= Instructions for the task =
Print the listing below exactly.

= Records provided =
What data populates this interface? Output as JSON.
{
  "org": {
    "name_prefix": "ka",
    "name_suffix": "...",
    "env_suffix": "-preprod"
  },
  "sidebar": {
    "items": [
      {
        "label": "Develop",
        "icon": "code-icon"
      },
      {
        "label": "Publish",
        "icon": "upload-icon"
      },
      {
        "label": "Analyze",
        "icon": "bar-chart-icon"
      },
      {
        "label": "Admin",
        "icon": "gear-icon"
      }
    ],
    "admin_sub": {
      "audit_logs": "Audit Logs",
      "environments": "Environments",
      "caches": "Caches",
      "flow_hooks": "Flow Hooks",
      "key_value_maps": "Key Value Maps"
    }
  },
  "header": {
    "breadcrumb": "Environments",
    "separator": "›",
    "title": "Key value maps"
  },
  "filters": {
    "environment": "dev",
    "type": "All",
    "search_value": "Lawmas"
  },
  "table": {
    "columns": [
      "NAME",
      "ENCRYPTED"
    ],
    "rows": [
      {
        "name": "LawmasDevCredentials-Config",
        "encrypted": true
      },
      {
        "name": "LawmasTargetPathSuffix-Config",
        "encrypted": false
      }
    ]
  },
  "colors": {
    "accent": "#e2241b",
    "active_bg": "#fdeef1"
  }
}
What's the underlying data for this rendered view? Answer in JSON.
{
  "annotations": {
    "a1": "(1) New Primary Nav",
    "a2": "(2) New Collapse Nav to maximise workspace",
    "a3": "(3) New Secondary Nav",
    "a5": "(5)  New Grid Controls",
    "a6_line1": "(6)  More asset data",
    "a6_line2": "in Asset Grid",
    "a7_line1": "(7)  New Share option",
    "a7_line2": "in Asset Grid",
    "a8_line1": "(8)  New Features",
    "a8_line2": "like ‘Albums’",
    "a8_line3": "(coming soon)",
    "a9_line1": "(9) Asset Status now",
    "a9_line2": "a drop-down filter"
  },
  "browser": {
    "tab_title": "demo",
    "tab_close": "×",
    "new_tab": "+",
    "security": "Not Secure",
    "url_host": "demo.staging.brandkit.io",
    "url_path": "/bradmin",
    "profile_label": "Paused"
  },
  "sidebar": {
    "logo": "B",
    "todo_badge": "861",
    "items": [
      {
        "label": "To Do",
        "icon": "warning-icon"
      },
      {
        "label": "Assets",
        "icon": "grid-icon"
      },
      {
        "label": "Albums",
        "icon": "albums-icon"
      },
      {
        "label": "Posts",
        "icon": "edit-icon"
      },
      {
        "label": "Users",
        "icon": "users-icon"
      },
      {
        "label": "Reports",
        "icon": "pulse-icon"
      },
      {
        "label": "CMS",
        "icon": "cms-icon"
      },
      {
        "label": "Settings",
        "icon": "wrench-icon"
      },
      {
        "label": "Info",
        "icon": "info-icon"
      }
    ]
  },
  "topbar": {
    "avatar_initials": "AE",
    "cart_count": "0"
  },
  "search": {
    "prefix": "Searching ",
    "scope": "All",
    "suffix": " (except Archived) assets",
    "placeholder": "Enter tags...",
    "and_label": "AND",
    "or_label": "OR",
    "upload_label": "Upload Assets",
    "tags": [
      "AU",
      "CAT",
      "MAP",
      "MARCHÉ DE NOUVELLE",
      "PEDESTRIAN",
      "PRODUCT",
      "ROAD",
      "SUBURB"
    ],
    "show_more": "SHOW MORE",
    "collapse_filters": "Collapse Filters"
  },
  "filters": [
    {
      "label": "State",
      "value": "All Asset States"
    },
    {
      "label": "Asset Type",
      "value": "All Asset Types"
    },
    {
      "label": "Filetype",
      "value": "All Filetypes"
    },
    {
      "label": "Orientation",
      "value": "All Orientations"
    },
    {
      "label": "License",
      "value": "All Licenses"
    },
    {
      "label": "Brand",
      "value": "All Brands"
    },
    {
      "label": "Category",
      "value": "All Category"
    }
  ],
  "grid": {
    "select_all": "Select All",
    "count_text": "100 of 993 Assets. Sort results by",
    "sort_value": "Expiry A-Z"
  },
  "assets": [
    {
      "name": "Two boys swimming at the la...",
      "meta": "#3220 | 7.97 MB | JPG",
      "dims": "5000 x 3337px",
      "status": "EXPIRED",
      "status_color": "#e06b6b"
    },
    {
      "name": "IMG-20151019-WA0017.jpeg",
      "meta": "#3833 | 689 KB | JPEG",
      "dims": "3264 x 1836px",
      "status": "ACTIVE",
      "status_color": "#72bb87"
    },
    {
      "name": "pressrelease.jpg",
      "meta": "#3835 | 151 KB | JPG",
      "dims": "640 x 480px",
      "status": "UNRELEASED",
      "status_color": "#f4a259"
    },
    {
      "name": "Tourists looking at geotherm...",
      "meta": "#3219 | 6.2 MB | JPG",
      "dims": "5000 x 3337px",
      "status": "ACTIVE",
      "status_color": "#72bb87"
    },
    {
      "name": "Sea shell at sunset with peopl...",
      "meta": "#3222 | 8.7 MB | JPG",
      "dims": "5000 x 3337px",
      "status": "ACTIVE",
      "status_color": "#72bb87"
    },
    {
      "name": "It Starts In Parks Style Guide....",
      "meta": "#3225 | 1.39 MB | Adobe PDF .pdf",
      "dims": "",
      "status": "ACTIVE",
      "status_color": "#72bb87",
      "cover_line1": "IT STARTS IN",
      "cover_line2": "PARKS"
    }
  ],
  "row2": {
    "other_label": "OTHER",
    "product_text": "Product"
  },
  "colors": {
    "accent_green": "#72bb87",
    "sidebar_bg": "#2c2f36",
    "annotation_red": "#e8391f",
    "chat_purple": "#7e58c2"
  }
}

= Written response =
What data populates this interface? Output as JSON.
{
  "org": {
    "name_prefix": "ka",
    "name_suffix": "...",
    "env_suffix": "-preprod"
  },
  "sidebar": {
    "items": [
      {
        "label": "Develop",
        "icon": "code-icon"
      },
      {
        "label": "Publish",
        "icon": "upload-icon"
      },
      {
        "label": "Analyze",
        "icon": "bar-chart-icon"
      },
      {
        "label": "Admin",
        "icon": "gear-icon"
      }
    ],
    "admin_sub": {
      "audit_logs": "Audit Logs",
      "environments": "Environments",
      "caches": "Caches",
      "flow_hooks": "Flow Hooks",
      "key_value_maps": "Key Value Maps"
    }
  },
  "header": {
    "breadcrumb": "Environments",
    "separator": "›",
    "title": "Key value maps"
  },
  "filters": {
    "environment": "dev",
    "type": "All",
    "search_value": "Lawmas"
  },
  "table": {
    "columns": [
      "NAME",
      "ENCRYPTED"
    ],
    "rows": [
      {
        "name": "LawmasDevCredentials-Config",
        "encrypted": true
      },
      {
        "name": "LawmasTargetPathSuffix-Config",
        "encrypted": false
      }
    ]
  },
  "colors": {
    "accent": "#e2241b",
    "active_bg": "#fdeef1"
  }
}
What's the underlying data for this rendered view? Answer in JSON.
{
  "annotations": {
    "a1": "(1) New Primary Nav",
    "a2": "(2) New Collapse Nav to maximise workspace",
    "a3": "(3) New Secondary Nav",
    "a5": "(5)  New Grid Controls",
    "a6_line1": "(6)  More asset data",
    "a6_line2": "in Asset Grid",
    "a7_line1": "(7)  New Share option",
    "a7_line2": "in Asset Grid",
    "a8_line1": "(8)  New Features",
    "a8_line2": "like ‘Albums’",
    "a8_line3": "(coming soon)",
    "a9_line1": "(9) Asset Status now",
    "a9_line2": "a drop-down filter"
  },
  "browser": {
    "tab_title": "demo",
    "tab_close": "×",
    "new_tab": "+",
    "security": "Not Secure",
    "url_host": "demo.staging.brandkit.io",
    "url_path": "/bradmin",
    "profile_label": "Paused"
  },
  "sidebar": {
    "logo": "B",
    "todo_badge": "861",
    "items": [
      {
        "label": "To Do",
        "icon": "warning-icon"
      },
      {
        "label": "Assets",
        "icon": "grid-icon"
      },
      {
        "label": "Albums",
        "icon": "albums-icon"
      },
      {
        "label": "Posts",
        "icon": "edit-icon"
      },
      {
        "label": "Users",
        "icon": "users-icon"
      },
      {
        "label": "Reports",
        "icon": "pulse-icon"
      },
      {
        "label": "CMS",
        "icon": "cms-icon"
      },
      {
        "label": "Settings",
        "icon": "wrench-icon"
      },
      {
        "label": "Info",
        "icon": "info-icon"
      }
    ]
  },
  "topbar": {
    "avatar_initials": "AE",
    "cart_count": "0"
  },
  "search": {
    "prefix": "Searching ",
    "scope": "All",
    "suffix": " (except Archived) assets",
    "placeholder": "Enter tags...",
    "and_label": "AND",
    "or_label": "OR",
    "upload_label": "Upload Assets",
    "tags": [
      "AU",
      "CAT",
      "MAP",
      "MARCHÉ DE NOUVELLE",
      "PEDESTRIAN",
      "PRODUCT",
      "ROAD",
      "SUBURB"
    ],
    "show_more": "SHOW MORE",
    "collapse_filters": "Collapse Filters"
  },
  "filters": [
    {
      "label": "State",
      "value": "All Asset States"
    },
    {
      "label": "Asset Type",
      "value": "All Asset Types"
    },
    {
      "label": "Filetype",
      "value": "All Filetypes"
    },
    {
      "label": "Orientation",
      "value": "All Orientations"
    },
    {
      "label": "License",
      "value": "All Licenses"
    },
    {
      "label": "Brand",
      "value": "All Brands"
    },
    {
      "label": "Category",
      "value": "All Category"
    }
  ],
  "grid": {
    "select_all": "Select All",
    "count_text": "100 of 993 Assets. Sort results by",
    "sort_value": "Expiry A-Z"
  },
  "assets": [
    {
      "name": "Two boys swimming at the la...",
      "meta": "#3220 | 7.97 MB | JPG",
      "dims": "5000 x 3337px",
      "status": "EXPIRED",
      "status_color": "#e06b6b"
    },
    {
      "name": "IMG-20151019-WA0017.jpeg",
      "meta": "#3833 | 689 KB | JPEG",
      "dims": "3264 x 1836px",
      "status": "ACTIVE",
      "status_color": "#72bb87"
    },
    {
      "name": "pressrelease.jpg",
      "meta": "#3835 | 151 KB | JPG",
      "dims": "640 x 480px",
      "status": "UNRELEASED",
      "status_color": "#f4a259"
    },
    {
      "name": "Tourists looking at geotherm...",
      "meta": "#3219 | 6.2 MB | JPG",
      "dims": "5000 x 3337px",
      "status": "ACTIVE",
      "status_color": "#72bb87"
    },
    {
      "name": "Sea shell at sunset with peopl...",
      "meta": "#3222 | 8.7 MB | JPG",
      "dims": "5000 x 3337px",
      "status": "ACTIVE",
      "status_color": "#72bb87"
    },
    {
      "name": "It Starts In Parks Style Guide....",
      "meta": "#3225 | 1.39 MB | Adobe PDF .pdf",
      "dims": "",
      "status": "ACTIVE",
      "status_color": "#72bb87",
      "cover_line1": "IT STARTS IN",
      "cover_line2": "PARKS"
    }
  ],
  "row2": {
    "other_label": "OTHER",
    "product_text": "Product"
  },
  "colors": {
    "accent_green": "#72bb87",
    "sidebar_bg": "#2c2f36",
    "annotation_red": "#e8391f",
    "chat_purple": "#7e58c2"
  }
}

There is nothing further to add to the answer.